Health Library

Categories > Menstrual Health > Abnormal bleeding

How doctors determine the cause of vaginal bleeding

If you experience vaginal bleeding, your doctor will try to determine its cause based on your symptoms, your medical history and a pelvic exam. To rule out uterine cancer, a tissue sample must be taken from inside the uterus. Usually, this is done by endometrial biopsy, which takes only a minute and requires no anesthesia.

Another procedure is dilation and curettage, or D&C, which requires anesthesia. This may be needed if endometrial biopsy doesn’t reveal the cause of bleeding. D&C is also used to diagnose fibroids and to both diagnose and treat uterine polyps.
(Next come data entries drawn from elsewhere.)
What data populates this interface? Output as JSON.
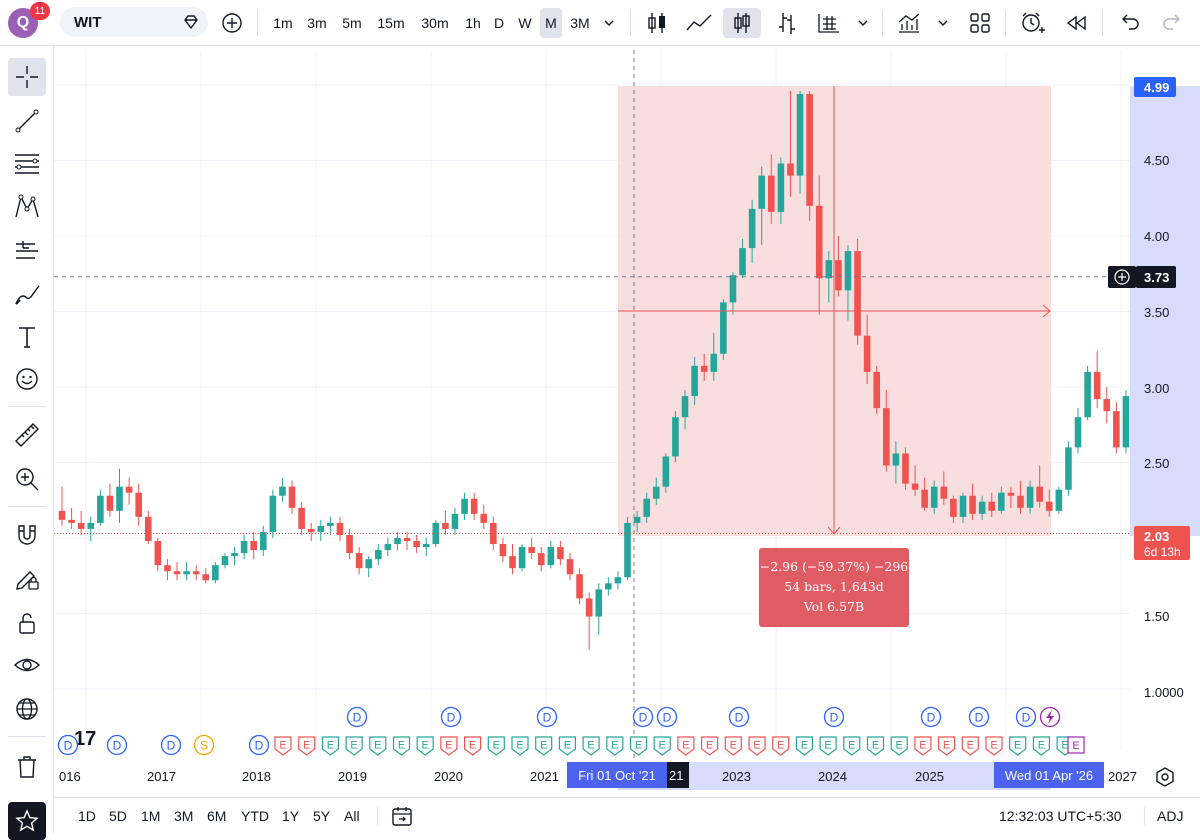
{
  "symbol": {
    "name": "WIT",
    "badge": "11",
    "avatar_letter": "Q"
  },
  "intervals": [
    "1m",
    "3m",
    "5m",
    "15m",
    "30m",
    "1h",
    "D",
    "W",
    "M",
    "3M"
  ],
  "active_interval": "M",
  "price_axis": {
    "ticks": [
      "4.99",
      "4.50",
      "4.00",
      "3.50",
      "3.00",
      "2.50",
      "2.03",
      "1.50",
      "1.0000"
    ],
    "last_price": "2.03",
    "countdown": "6d 13h",
    "crosshair_price": "3.73"
  },
  "time_axis": {
    "labels": [
      "016",
      "2017",
      "2018",
      "2019",
      "2020",
      "2021",
      "2023",
      "2024",
      "2025",
      "2027"
    ],
    "cursor_label": "Fri 01 Oct '21",
    "cursor_suffix": "21",
    "end_label": "Wed 01 Apr '26"
  },
  "measure": {
    "line1": "−2.96 (−59.37%) −296",
    "line2": "54 bars, 1,643d",
    "line3": "Vol 6.57B"
  },
  "events": {
    "dividend_letter": "D",
    "earnings_letter": "E",
    "split_letter": "S",
    "logo_text": "17"
  },
  "ranges": [
    "1D",
    "5D",
    "1M",
    "3M",
    "6M",
    "YTD",
    "1Y",
    "5Y",
    "All"
  ],
  "clock": "12:32:03 UTC+5:30",
  "adj_label": "ADJ",
  "colors": {
    "up": "#26a69a",
    "down": "#ef5350",
    "accent": "#2962ff",
    "measure_fill": "#f7dada",
    "measure_label": "#e05c65"
  },
  "chart_data": {
    "type": "candlestick",
    "start_date": "2015-10",
    "interval": "1M",
    "ohlc": [
      [
        2.18,
        2.34,
        2.08,
        2.12
      ],
      [
        2.12,
        2.2,
        2.06,
        2.1
      ],
      [
        2.1,
        2.18,
        2.02,
        2.06
      ],
      [
        2.06,
        2.14,
        1.98,
        2.1
      ],
      [
        2.1,
        2.32,
        2.08,
        2.28
      ],
      [
        2.28,
        2.36,
        2.14,
        2.18
      ],
      [
        2.18,
        2.46,
        2.1,
        2.34
      ],
      [
        2.34,
        2.4,
        2.22,
        2.3
      ],
      [
        2.3,
        2.36,
        2.08,
        2.14
      ],
      [
        2.14,
        2.18,
        1.96,
        1.98
      ],
      [
        1.98,
        2.0,
        1.78,
        1.82
      ],
      [
        1.82,
        1.86,
        1.72,
        1.78
      ],
      [
        1.78,
        1.84,
        1.72,
        1.76
      ],
      [
        1.76,
        1.84,
        1.72,
        1.78
      ],
      [
        1.78,
        1.82,
        1.72,
        1.76
      ],
      [
        1.76,
        1.8,
        1.7,
        1.72
      ],
      [
        1.72,
        1.84,
        1.7,
        1.82
      ],
      [
        1.82,
        1.9,
        1.8,
        1.88
      ],
      [
        1.88,
        1.94,
        1.82,
        1.9
      ],
      [
        1.9,
        2.02,
        1.86,
        1.98
      ],
      [
        1.98,
        2.04,
        1.86,
        1.92
      ],
      [
        1.92,
        2.08,
        1.88,
        2.04
      ],
      [
        2.04,
        2.32,
        2.0,
        2.28
      ],
      [
        2.28,
        2.4,
        2.24,
        2.34
      ],
      [
        2.34,
        2.38,
        2.16,
        2.2
      ],
      [
        2.2,
        2.24,
        2.02,
        2.06
      ],
      [
        2.06,
        2.1,
        1.98,
        2.04
      ],
      [
        2.04,
        2.12,
        1.98,
        2.08
      ],
      [
        2.08,
        2.14,
        2.02,
        2.1
      ],
      [
        2.1,
        2.14,
        1.98,
        2.02
      ],
      [
        2.02,
        2.06,
        1.86,
        1.9
      ],
      [
        1.9,
        1.94,
        1.76,
        1.8
      ],
      [
        1.8,
        1.88,
        1.74,
        1.86
      ],
      [
        1.86,
        1.96,
        1.82,
        1.92
      ],
      [
        1.92,
        2.0,
        1.88,
        1.96
      ],
      [
        1.96,
        2.04,
        1.92,
        2.0
      ],
      [
        2.0,
        2.04,
        1.92,
        1.98
      ],
      [
        1.98,
        2.02,
        1.9,
        1.94
      ],
      [
        1.94,
        2.0,
        1.88,
        1.96
      ],
      [
        1.96,
        2.12,
        1.94,
        2.1
      ],
      [
        2.1,
        2.18,
        2.02,
        2.06
      ],
      [
        2.06,
        2.2,
        2.02,
        2.16
      ],
      [
        2.16,
        2.3,
        2.12,
        2.26
      ],
      [
        2.26,
        2.3,
        2.12,
        2.16
      ],
      [
        2.16,
        2.22,
        2.06,
        2.1
      ],
      [
        2.1,
        2.14,
        1.92,
        1.96
      ],
      [
        1.96,
        2.0,
        1.84,
        1.88
      ],
      [
        1.88,
        1.96,
        1.76,
        1.8
      ],
      [
        1.8,
        1.96,
        1.78,
        1.94
      ],
      [
        1.94,
        2.0,
        1.86,
        1.9
      ],
      [
        1.9,
        1.94,
        1.78,
        1.82
      ],
      [
        1.82,
        1.98,
        1.8,
        1.94
      ],
      [
        1.94,
        1.98,
        1.82,
        1.86
      ],
      [
        1.86,
        1.9,
        1.72,
        1.76
      ],
      [
        1.76,
        1.8,
        1.56,
        1.6
      ],
      [
        1.6,
        1.64,
        1.26,
        1.48
      ],
      [
        1.48,
        1.7,
        1.36,
        1.66
      ],
      [
        1.66,
        1.74,
        1.62,
        1.7
      ],
      [
        1.7,
        1.78,
        1.66,
        1.74
      ],
      [
        1.74,
        2.14,
        1.72,
        2.1
      ],
      [
        2.1,
        2.18,
        2.04,
        2.14
      ],
      [
        2.14,
        2.3,
        2.1,
        2.26
      ],
      [
        2.26,
        2.4,
        2.22,
        2.34
      ],
      [
        2.34,
        2.56,
        2.3,
        2.54
      ],
      [
        2.54,
        2.84,
        2.5,
        2.8
      ],
      [
        2.8,
        2.98,
        2.72,
        2.94
      ],
      [
        2.94,
        3.2,
        2.88,
        3.14
      ],
      [
        3.14,
        3.22,
        3.04,
        3.1
      ],
      [
        3.1,
        3.36,
        3.04,
        3.22
      ],
      [
        3.22,
        3.58,
        3.18,
        3.56
      ],
      [
        3.56,
        3.76,
        3.48,
        3.74
      ],
      [
        3.74,
        3.98,
        3.72,
        3.92
      ],
      [
        3.92,
        4.24,
        3.82,
        4.18
      ],
      [
        4.18,
        4.46,
        3.94,
        4.4
      ],
      [
        4.4,
        4.54,
        4.08,
        4.16
      ],
      [
        4.16,
        4.52,
        4.08,
        4.48
      ],
      [
        4.48,
        4.96,
        4.26,
        4.4
      ],
      [
        4.4,
        4.96,
        4.28,
        4.94
      ],
      [
        4.94,
        4.96,
        4.1,
        4.2
      ],
      [
        4.2,
        4.4,
        3.48,
        3.72
      ],
      [
        3.72,
        3.9,
        3.56,
        3.84
      ],
      [
        3.84,
        4.0,
        3.6,
        3.64
      ],
      [
        3.64,
        3.94,
        3.44,
        3.9
      ],
      [
        3.9,
        3.98,
        3.28,
        3.34
      ],
      [
        3.34,
        3.48,
        3.02,
        3.1
      ],
      [
        3.1,
        3.14,
        2.82,
        2.86
      ],
      [
        2.86,
        2.98,
        2.44,
        2.48
      ],
      [
        2.48,
        2.64,
        2.36,
        2.56
      ],
      [
        2.56,
        2.6,
        2.32,
        2.36
      ],
      [
        2.36,
        2.48,
        2.28,
        2.32
      ],
      [
        2.32,
        2.4,
        2.18,
        2.2
      ],
      [
        2.2,
        2.38,
        2.16,
        2.34
      ],
      [
        2.34,
        2.44,
        2.22,
        2.26
      ],
      [
        2.26,
        2.28,
        2.1,
        2.14
      ],
      [
        2.14,
        2.3,
        2.1,
        2.28
      ],
      [
        2.28,
        2.36,
        2.12,
        2.16
      ],
      [
        2.16,
        2.28,
        2.12,
        2.24
      ],
      [
        2.24,
        2.3,
        2.14,
        2.18
      ],
      [
        2.18,
        2.34,
        2.16,
        2.3
      ],
      [
        2.3,
        2.34,
        2.2,
        2.28
      ],
      [
        2.28,
        2.38,
        2.16,
        2.2
      ],
      [
        2.2,
        2.38,
        2.16,
        2.34
      ],
      [
        2.34,
        2.48,
        2.2,
        2.24
      ],
      [
        2.24,
        2.32,
        2.14,
        2.18
      ],
      [
        2.18,
        2.34,
        2.16,
        2.32
      ],
      [
        2.32,
        2.64,
        2.28,
        2.6
      ],
      [
        2.6,
        2.86,
        2.56,
        2.8
      ],
      [
        2.8,
        3.14,
        2.78,
        3.1
      ],
      [
        3.1,
        3.24,
        2.86,
        2.92
      ],
      [
        2.92,
        3.0,
        2.76,
        2.84
      ],
      [
        2.84,
        2.9,
        2.56,
        2.6
      ],
      [
        2.6,
        2.98,
        2.56,
        2.94
      ],
      [
        2.94,
        3.2,
        2.88,
        3.16
      ],
      [
        3.16,
        3.48,
        3.1,
        3.24
      ],
      [
        3.24,
        3.34,
        3.18,
        3.26
      ],
      [
        3.26,
        3.46,
        3.2,
        3.44
      ],
      [
        3.44,
        3.54,
        3.36,
        3.52
      ],
      [
        3.52,
        3.74,
        3.48,
        3.7
      ],
      [
        3.7,
        3.78,
        3.6,
        3.66
      ],
      [
        3.66,
        3.72,
        3.24,
        3.28
      ],
      [
        3.28,
        3.34,
        2.96,
        3.02
      ],
      [
        3.02,
        3.12,
        2.82,
        2.88
      ],
      [
        2.88,
        3.04,
        2.66,
        2.94
      ],
      [
        2.94,
        3.06,
        2.86,
        2.9
      ],
      [
        2.9,
        3.02,
        2.78,
        2.84
      ],
      [
        2.84,
        2.92,
        2.66,
        2.7
      ],
      [
        2.7,
        2.8,
        2.6,
        2.66
      ],
      [
        2.66,
        2.72,
        2.56,
        2.62
      ],
      [
        2.62,
        2.7,
        2.56,
        2.68
      ],
      [
        2.68,
        3.08,
        2.64,
        2.74
      ],
      [
        2.74,
        2.98,
        2.46,
        2.52
      ],
      [
        2.52,
        2.66,
        2.16,
        2.2
      ],
      [
        2.2,
        2.34,
        2.06,
        2.12
      ],
      [
        2.12,
        2.3,
        2.0,
        2.03
      ]
    ]
  }
}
After dilating (widening) your cervical canal with a series of tapered rods, your surgeon will use an instrument (called a curette) with a sharp, spoon-shaped tip to scrape the lining of your uterus. The tissue that’s collected will be sent to a lab for testing.

Hysteroscopy, which usually can be done in your gynecologist’s office, is yet another diagnostic tool. After a local anesthetic is injected around the cervix, a delicate telescope-like instrument is inserted through the vagina and cervix into the uterus, allowing your doctor a look at the inside of your uterus. The procedure usually takes about a half hour.